Another reason that you might refinance is to “reset the clock” on your ARM.  Let’s say that you have a 3/1 hybrid ARM that is due to adjust in the next year and rates are headed up.  By refinancing into the exact same 3/1 product, you extend the adjustment period back out to three years, giving you a couple extra years of your lower payment before it is due to adjust.  Maybe you can even get into a safer 5/1 ARM at the same rate as your old 3/1.  It just depends on where rates are relative to your original loan and your individual circumstances.


Still another benefit to refinancing is to remove a coborrower from the debt obligation.  This is sometimes desirable or required in the case of a divorce where one ex-spouse is awarded a property and the other ex-spouse does not wish to be obligated on the current loan.  A refinance can have the desired effect.

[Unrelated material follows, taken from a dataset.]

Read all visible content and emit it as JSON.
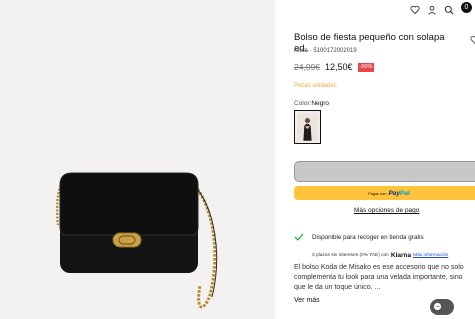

There are many reasons to refinance and even more ways to do it, but the method that you choose can have far ranging effects on your total financial picture.  We’ll gladly visit all of the reasonable possibilities for you (including perhaps doing nothing if we believe that that is what makes the most sense for you).  We’ll also keep track of your current loan terms, watch rates for you, and let you know when we think it’s time for a (re)financial checkup!